After review of the available techniques for well diagnostics, CT with DTS was selected considering the following operational constraints:

  • Deployment method had to allow conveyance through the high deviation
  • Risk of sticking because of debris in the wellbore had to be mitigated
  • Multilayered, long target interval had to be logged
  • Low injectivity was required to avoid fracturing the formation

The majority of the complete paper is devoted to a discussion of the field case itself. Methodology is presented, as well as the operational sequence, for injection/warmback analysis using CT equipped with fiber optics (Fig. 2). Quantitative interpretation of measured DTS data is provided, as well as quantitative injection profiling and sensitivity analyses, for both low- and high-permeability cases.

Fig. 2—Conceptual representation of the operational sequence.


The main conclusions of the field case can be summarized as follows:

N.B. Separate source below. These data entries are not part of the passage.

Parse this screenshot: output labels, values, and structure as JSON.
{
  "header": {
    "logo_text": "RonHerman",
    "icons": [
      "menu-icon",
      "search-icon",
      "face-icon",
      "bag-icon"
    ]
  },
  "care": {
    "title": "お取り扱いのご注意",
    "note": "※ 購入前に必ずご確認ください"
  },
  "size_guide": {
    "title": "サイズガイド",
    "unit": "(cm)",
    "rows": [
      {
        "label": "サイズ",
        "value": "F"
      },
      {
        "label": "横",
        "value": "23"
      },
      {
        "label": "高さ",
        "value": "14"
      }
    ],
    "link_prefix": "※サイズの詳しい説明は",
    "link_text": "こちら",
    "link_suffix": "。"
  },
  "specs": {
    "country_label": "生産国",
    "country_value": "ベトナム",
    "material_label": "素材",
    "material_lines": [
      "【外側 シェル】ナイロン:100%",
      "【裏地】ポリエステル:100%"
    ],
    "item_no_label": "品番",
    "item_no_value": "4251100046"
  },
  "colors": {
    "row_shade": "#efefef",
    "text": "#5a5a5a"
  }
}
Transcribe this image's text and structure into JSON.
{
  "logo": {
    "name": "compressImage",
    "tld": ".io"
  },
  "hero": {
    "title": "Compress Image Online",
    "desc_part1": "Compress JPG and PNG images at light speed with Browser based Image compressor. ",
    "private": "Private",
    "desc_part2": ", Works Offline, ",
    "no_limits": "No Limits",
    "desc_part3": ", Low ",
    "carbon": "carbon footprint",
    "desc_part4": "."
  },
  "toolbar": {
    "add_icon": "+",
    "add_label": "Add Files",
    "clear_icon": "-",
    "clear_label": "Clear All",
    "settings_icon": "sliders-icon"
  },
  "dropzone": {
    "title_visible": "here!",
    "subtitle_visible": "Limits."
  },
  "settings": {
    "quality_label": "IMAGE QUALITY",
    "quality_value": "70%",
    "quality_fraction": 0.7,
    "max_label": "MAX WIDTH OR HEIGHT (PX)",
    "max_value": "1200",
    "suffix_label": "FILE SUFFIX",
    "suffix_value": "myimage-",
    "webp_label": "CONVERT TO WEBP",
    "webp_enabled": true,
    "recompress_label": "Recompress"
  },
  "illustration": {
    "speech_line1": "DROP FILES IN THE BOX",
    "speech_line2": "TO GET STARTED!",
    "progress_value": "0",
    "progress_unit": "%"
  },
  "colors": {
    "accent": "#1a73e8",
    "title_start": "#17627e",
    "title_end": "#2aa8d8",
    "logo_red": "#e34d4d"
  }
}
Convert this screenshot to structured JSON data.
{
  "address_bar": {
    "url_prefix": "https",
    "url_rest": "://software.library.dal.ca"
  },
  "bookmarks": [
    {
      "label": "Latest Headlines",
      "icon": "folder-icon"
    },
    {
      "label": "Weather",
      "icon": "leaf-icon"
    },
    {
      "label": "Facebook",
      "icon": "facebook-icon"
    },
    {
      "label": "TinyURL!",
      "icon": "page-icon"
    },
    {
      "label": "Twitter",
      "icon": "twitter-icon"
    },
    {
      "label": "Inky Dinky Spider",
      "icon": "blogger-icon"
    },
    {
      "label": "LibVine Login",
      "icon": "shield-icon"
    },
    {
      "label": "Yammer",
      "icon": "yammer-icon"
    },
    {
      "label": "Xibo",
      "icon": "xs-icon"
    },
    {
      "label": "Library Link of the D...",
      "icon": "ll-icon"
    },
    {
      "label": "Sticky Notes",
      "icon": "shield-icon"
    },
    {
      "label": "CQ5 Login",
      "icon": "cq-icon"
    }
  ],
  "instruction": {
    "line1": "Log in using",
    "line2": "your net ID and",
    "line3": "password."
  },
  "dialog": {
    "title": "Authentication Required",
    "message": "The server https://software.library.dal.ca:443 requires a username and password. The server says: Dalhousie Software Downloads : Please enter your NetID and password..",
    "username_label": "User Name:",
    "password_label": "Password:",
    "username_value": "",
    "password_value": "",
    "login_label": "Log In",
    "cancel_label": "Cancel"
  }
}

  • DTS can be used as a reliable alternative to production logging when wellbore conditions are not favorable.
  • Injection through the CT-casing annulus while keeping the CT stationary at total depth allows identification of the intake profile in real time, which later enables flexible optimization of operational procedures.
  • When injectivity of the well is suspected to be extremely low within the formation fracture pressure limits, a feasibility study should be performed before operational execution to evaluate under which conditions the cooldown/warmback methodology will be able to create enough temperature variations that can be detected with DTS and later analyzed to provide a reliable understanding of downhole flow patterns.
  • Real-time downhole measurements play a vital role not only in the optimization of the operational procedure but also in the acquisition of data that will feature sufficient quality to warrant reliable interpretation after the operation.
  • Quantitative analysis through temperature history matching can provide further insights about critical reservoir parameters, provided that a methodological analysis of fixed and variable parameters is carried out and sufficient complementary data is injected in the model to reduce the nonuniqueness of the problem to a strict minimum.
  • A particularly important lesson learned from this study is that, beyond a certain point, additional adjustments to variable parameters (such as the damage or permeability profiles) do not necessarily change the overall conclusion of the analysis when considering the intake profile.
  • Both bottomhole pressure and DTS history-matching efforts resulted in the same conclusion in terms of identification of water-bearing and damaged zones.

This article, written by JPT Technology Editor Chris Carpenter, contains highlights of paper SPE 194284, “Pushing the Limits of Damage Identification With Coiled Tubing in Extreme Conditions: A Success Story From Japan,” by Nozomu Yoshida, SPE, Satoshi Teshima, SPE, and Ryo Yamada, INPEX, and Umut Aybar, SPE, and Pierre Ramondenc, SPE, Schlumberger, prepared for the 2019 SPE/ICoTA Well Intervention Conference and Exhibition, The Woodlands, Texas, USA, 26–27 March. The paper was peer reviewed and is scheduled for publication in SPE Production & Operations.